Below are the records. Gather each line that holds "과정평가형자격".
┌─ Record excerpts
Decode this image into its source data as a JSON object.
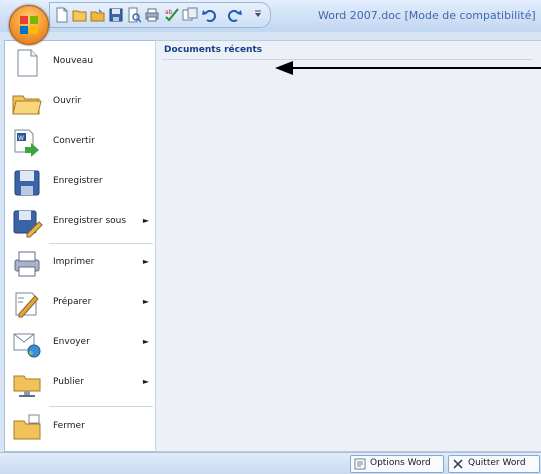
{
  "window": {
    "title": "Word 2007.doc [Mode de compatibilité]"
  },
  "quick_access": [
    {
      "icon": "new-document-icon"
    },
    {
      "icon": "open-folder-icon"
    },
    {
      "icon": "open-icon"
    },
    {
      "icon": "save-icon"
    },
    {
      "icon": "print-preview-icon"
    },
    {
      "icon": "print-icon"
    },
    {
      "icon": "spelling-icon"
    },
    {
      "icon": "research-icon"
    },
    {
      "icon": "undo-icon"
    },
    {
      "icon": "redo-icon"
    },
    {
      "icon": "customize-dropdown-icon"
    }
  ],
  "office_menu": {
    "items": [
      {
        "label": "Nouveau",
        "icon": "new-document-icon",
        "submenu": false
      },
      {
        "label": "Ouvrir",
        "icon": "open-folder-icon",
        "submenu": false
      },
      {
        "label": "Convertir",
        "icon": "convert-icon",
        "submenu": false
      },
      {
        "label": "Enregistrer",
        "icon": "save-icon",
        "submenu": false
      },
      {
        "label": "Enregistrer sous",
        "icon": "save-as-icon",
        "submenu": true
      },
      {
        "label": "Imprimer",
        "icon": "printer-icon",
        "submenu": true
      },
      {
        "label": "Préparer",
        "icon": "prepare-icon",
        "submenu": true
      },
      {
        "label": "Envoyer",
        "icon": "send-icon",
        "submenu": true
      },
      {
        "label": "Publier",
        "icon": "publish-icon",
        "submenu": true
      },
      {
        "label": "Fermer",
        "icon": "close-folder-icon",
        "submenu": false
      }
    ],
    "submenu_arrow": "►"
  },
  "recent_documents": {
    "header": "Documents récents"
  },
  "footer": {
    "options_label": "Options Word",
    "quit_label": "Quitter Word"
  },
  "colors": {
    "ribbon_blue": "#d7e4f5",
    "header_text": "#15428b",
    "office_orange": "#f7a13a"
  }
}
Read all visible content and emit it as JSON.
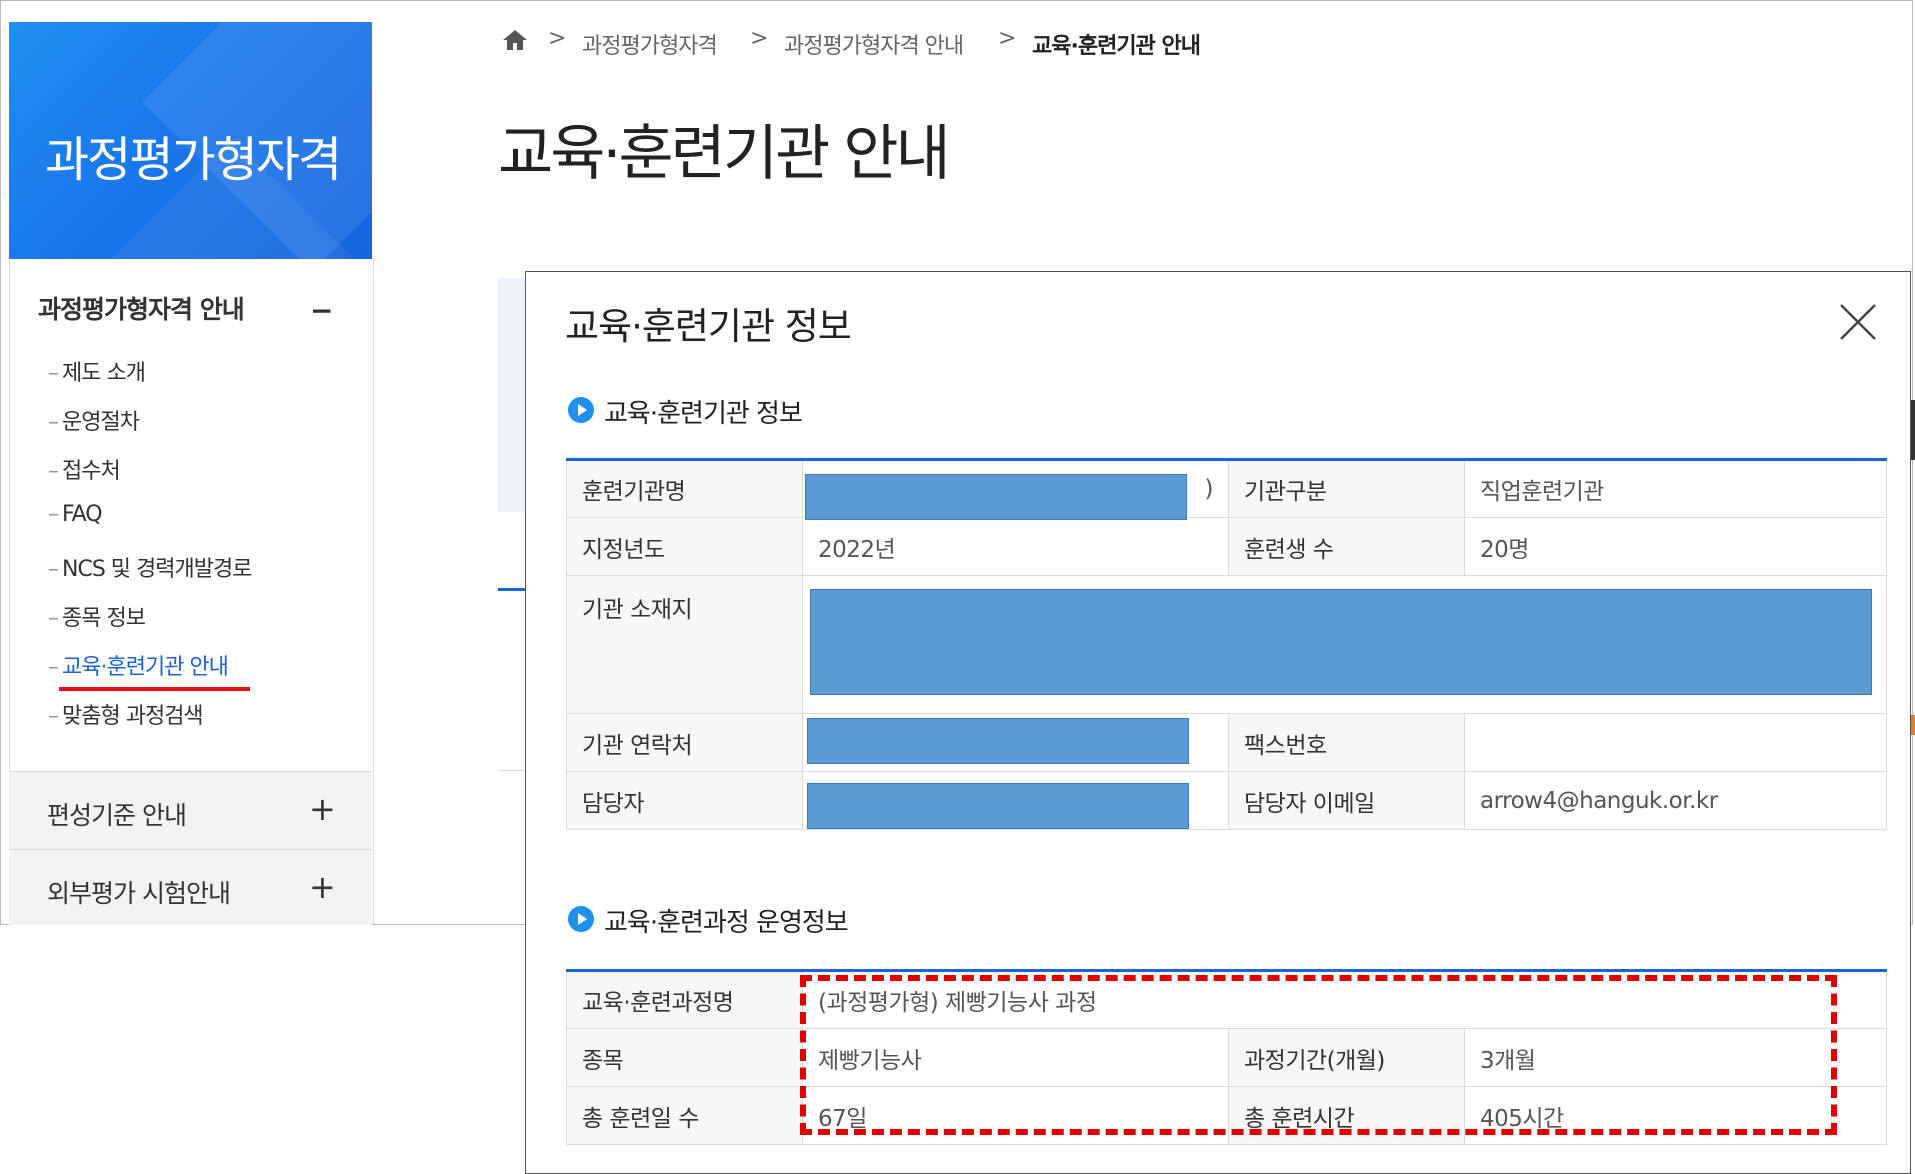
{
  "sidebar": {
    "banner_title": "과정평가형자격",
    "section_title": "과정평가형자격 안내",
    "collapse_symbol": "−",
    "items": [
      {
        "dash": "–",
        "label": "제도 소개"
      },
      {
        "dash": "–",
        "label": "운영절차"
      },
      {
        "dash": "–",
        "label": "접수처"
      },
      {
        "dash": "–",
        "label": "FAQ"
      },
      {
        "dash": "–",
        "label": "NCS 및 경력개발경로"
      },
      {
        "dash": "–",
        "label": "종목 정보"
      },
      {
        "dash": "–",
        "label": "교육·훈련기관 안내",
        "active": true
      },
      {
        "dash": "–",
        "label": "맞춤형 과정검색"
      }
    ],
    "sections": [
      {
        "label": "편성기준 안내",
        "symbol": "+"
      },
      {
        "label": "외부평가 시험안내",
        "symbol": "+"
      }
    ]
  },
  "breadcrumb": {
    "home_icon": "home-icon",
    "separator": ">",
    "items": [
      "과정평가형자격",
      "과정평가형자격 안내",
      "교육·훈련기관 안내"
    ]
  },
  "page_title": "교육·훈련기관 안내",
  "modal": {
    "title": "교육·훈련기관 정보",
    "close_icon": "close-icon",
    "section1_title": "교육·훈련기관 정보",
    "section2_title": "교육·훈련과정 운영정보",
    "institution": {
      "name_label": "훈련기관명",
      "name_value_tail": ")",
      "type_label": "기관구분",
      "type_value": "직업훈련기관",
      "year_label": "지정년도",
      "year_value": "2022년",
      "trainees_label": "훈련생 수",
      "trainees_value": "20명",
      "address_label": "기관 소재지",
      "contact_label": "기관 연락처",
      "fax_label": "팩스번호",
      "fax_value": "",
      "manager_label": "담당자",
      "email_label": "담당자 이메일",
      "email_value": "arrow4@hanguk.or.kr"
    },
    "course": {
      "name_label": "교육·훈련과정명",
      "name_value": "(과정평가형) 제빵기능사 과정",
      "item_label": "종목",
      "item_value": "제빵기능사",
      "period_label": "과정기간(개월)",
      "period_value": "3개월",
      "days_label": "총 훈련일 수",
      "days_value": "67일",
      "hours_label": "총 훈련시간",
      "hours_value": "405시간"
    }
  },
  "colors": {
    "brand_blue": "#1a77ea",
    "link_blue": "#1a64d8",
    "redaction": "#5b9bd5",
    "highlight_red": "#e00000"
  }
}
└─
Exercise response =>
    "banner_title": "과정평가형자격",
    "section_title": "과정평가형자격 안내",
      "과정평가형자격",
      "과정평가형자격 안내",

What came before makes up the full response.